Favorite lyric: “I find myself running home to your/Sweet nothings/Outside they’re push and shoving/You’re in the kitchen humming/All that you ever wanted from me was/… nothing.” 

 

Mastermind: 

We absolutely adore the love story Taylor brings to life in “Mastermind.” She writes about the aligning of fates and the exciting destiny of meeting her match, Joe Alwyn. But then Taylor reveals that everything was all planned; she was the catalyst in their meeting and in their relationship.  

She thinks that she made him fall in love, like a con woman who fooled him, and in the last chorus, she flips it, and shows that her boyfriend had known all along.

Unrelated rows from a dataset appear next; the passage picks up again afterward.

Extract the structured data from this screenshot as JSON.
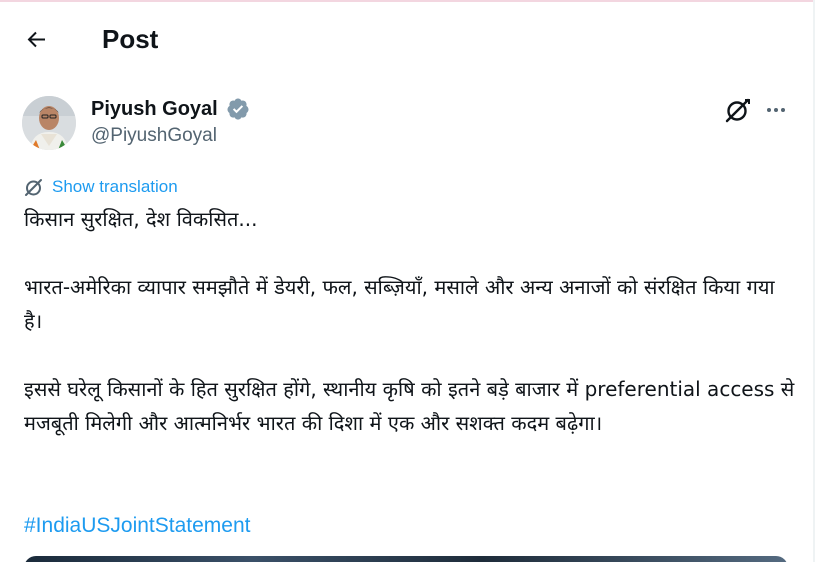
{
  "header": {
    "title": "Post"
  },
  "author": {
    "name": "Piyush Goyal",
    "handle": "@PiyushGoyal",
    "verified": true,
    "verified_color": "#829aab"
  },
  "icons": {
    "back": "arrow-left-icon",
    "verified": "verified-badge-icon",
    "grok": "grok-icon",
    "more": "more-options-icon",
    "translate": "translate-icon"
  },
  "translation": {
    "label": "Show translation"
  },
  "post": {
    "paragraphs": [
      "किसान सुरक्षित, देश विकसित...",
      "भारत-अमेरिका व्यापार समझौते में डेयरी, फल, सब्ज़ियाँ, मसाले और अन्य अनाजों को संरक्षित किया गया है।",
      "इससे घरेलू किसानों के हित सुरक्षित होंगे, स्थानीय कृषि को इतने बड़े बाजार में preferential access से मजबूती मिलेगी और आत्मनिर्भर भारत की दिशा में एक और सशक्त कदम बढ़ेगा।"
    ],
    "hashtag": "#IndiaUSJointStatement"
  },
  "colors": {
    "text": "#0f1419",
    "secondary": "#536471",
    "accent": "#1d9bf0"
  }
}
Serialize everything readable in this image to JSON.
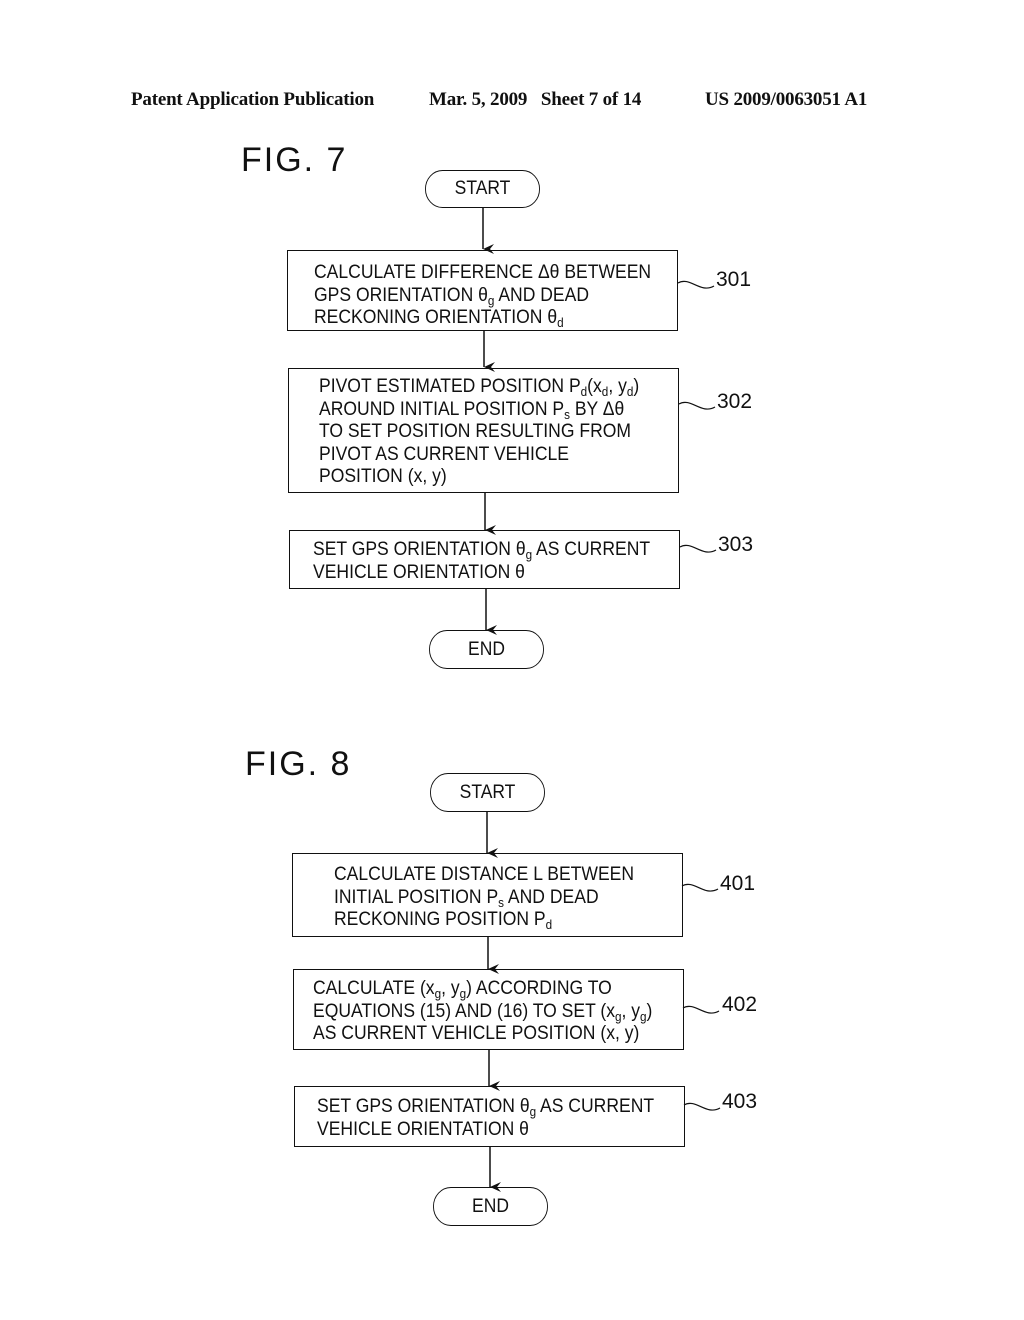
{
  "header": {
    "left": "Patent Application Publication",
    "middle": "Mar. 5, 2009   Sheet 7 of 14",
    "right": "US 2009/0063051 A1"
  },
  "fig7": {
    "title": "FIG. 7",
    "start": "START",
    "end": "END",
    "steps": [
      {
        "ref": "301",
        "lines": [
          [
            "CALCULATE DIFFERENCE Δθ BETWEEN"
          ],
          [
            "GPS ORIENTATION θ",
            {
              "sub": "g"
            },
            " AND DEAD"
          ],
          [
            "RECKONING ORIENTATION θ",
            {
              "sub": "d"
            }
          ]
        ]
      },
      {
        "ref": "302",
        "lines": [
          [
            "PIVOT ESTIMATED POSITION P",
            {
              "sub": "d"
            },
            "(x",
            {
              "sub": "d"
            },
            ", y",
            {
              "sub": "d"
            },
            ")"
          ],
          [
            "AROUND INITIAL POSITION P",
            {
              "sub": "s"
            },
            " BY Δθ"
          ],
          [
            "TO SET POSITION RESULTING FROM"
          ],
          [
            "PIVOT AS CURRENT VEHICLE"
          ],
          [
            "POSITION (x, y)"
          ]
        ]
      },
      {
        "ref": "303",
        "lines": [
          [
            "SET GPS ORIENTATION θ",
            {
              "sub": "g"
            },
            " AS CURRENT"
          ],
          [
            "VEHICLE ORIENTATION θ"
          ]
        ]
      }
    ]
  },
  "fig8": {
    "title": "FIG. 8",
    "start": "START",
    "end": "END",
    "steps": [
      {
        "ref": "401",
        "lines": [
          [
            "CALCULATE DISTANCE L BETWEEN"
          ],
          [
            "INITIAL POSITION P",
            {
              "sub": "s"
            },
            " AND DEAD"
          ],
          [
            "RECKONING POSITION P",
            {
              "sub": "d"
            }
          ]
        ]
      },
      {
        "ref": "402",
        "lines": [
          [
            "CALCULATE (x",
            {
              "sub": "g"
            },
            ", y",
            {
              "sub": "g"
            },
            ") ACCORDING TO"
          ],
          [
            "EQUATIONS (15) AND (16) TO SET (x",
            {
              "sub": "g"
            },
            ", y",
            {
              "sub": "g"
            },
            ")"
          ],
          [
            "AS CURRENT VEHICLE POSITION (x, y)"
          ]
        ]
      },
      {
        "ref": "403",
        "lines": [
          [
            "SET GPS ORIENTATION θ",
            {
              "sub": "g"
            },
            " AS CURRENT"
          ],
          [
            "VEHICLE ORIENTATION θ"
          ]
        ]
      }
    ]
  }
}
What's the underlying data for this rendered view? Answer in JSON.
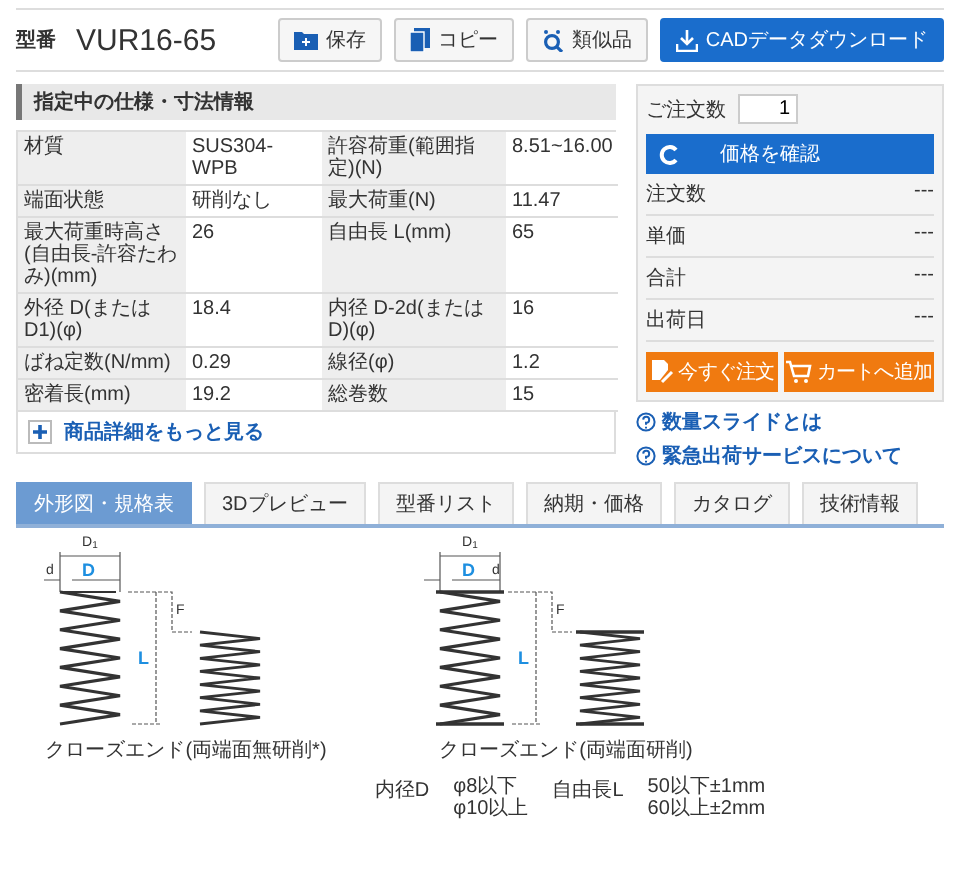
{
  "header": {
    "label": "型番",
    "part_number": "VUR16-65",
    "buttons": [
      {
        "kind": "save",
        "label": "保存"
      },
      {
        "kind": "copy",
        "label": "コピー"
      },
      {
        "kind": "similar",
        "label": "類似品"
      },
      {
        "kind": "cad",
        "label": "CADデータダウンロード"
      }
    ]
  },
  "specs": {
    "title": "指定中の仕様・寸法情報",
    "rows": [
      [
        {
          "label": "材質",
          "value": "SUS304-WPB"
        },
        {
          "label": "許容荷重(範囲指定)(N)",
          "value": "8.51~16.00"
        }
      ],
      [
        {
          "label": "端面状態",
          "value": "研削なし"
        },
        {
          "label": "最大荷重(N)",
          "value": "11.47"
        }
      ],
      [
        {
          "label": "最大荷重時高さ(自由長-許容たわみ)(mm)",
          "value": "26"
        },
        {
          "label": "自由長 L(mm)",
          "value": "65"
        }
      ],
      [
        {
          "label": "外径 D(またはD1)(φ)",
          "value": "18.4"
        },
        {
          "label": "内径 D-2d(またはD)(φ)",
          "value": "16"
        }
      ],
      [
        {
          "label": "ばね定数(N/mm)",
          "value": "0.29"
        },
        {
          "label": "線径(φ)",
          "value": "1.2"
        }
      ],
      [
        {
          "label": "密着長(mm)",
          "value": "19.2"
        },
        {
          "label": "総巻数",
          "value": "15"
        }
      ]
    ],
    "more_link": "商品詳細をもっと見る"
  },
  "order": {
    "quantity_label": "ご注文数",
    "quantity": "1",
    "check_price": "価格を確認",
    "rows": [
      {
        "label": "注文数",
        "value": "---"
      },
      {
        "label": "単価",
        "value": "---"
      },
      {
        "label": "合計",
        "value": "---"
      },
      {
        "label": "出荷日",
        "value": "---"
      }
    ],
    "buttons": [
      {
        "kind": "order",
        "label": "今すぐ注文"
      },
      {
        "kind": "cart",
        "label": "カートへ追加"
      }
    ]
  },
  "help_links": [
    "数量スライドとは",
    "緊急出荷サービスについて"
  ],
  "tabs": [
    {
      "label": "外形図・規格表",
      "selected": true
    },
    {
      "label": "3Dプレビュー",
      "selected": false
    },
    {
      "label": "型番リスト",
      "selected": false
    },
    {
      "label": "納期・価格",
      "selected": false
    },
    {
      "label": "カタログ",
      "selected": false
    },
    {
      "label": "技術情報",
      "selected": false
    }
  ],
  "drawings": [
    {
      "kind": "unground",
      "caption": "クローズエンド(両端面無研削*)",
      "labels": {
        "outer": "D$_{1}$",
        "wire": "d",
        "inner": "D",
        "deflection": "F",
        "length": "L"
      }
    },
    {
      "kind": "ground",
      "caption": "クローズエンド(両端面研削)",
      "labels": {
        "outer": "D$_{1}$",
        "wire": "d",
        "inner": "D",
        "deflection": "F",
        "length": "L"
      }
    }
  ],
  "tolerances": [
    {
      "label": "内径D",
      "lines": [
        "φ8以下",
        "φ10以上"
      ]
    },
    {
      "label": "自由長L",
      "lines": [
        "50以下±1mm",
        "60以上±2mm"
      ]
    }
  ]
}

A perfect match.  

Favorite lyric: “So I told you none of it was accidental/And the first night that you saw me, nothing was gonna stop me/I laid the groundwork and then saw a wide smirk/On your face, you knew the entire time. 

 

Midnights is a collage of intensity, highs and lows, and ebbs and flows. Life can be dark, starry, cloudy, terrifying, electrifying, hot, cold, romantic, or lonely. Just like Midnights. Which is out now.” @taylorswift wrote on Instagram 

This album brings comfort to Webbies, and we can’t wait to listen to this while pouring our hearts out over our college applications and homework assignments. Happy listening, Swifties!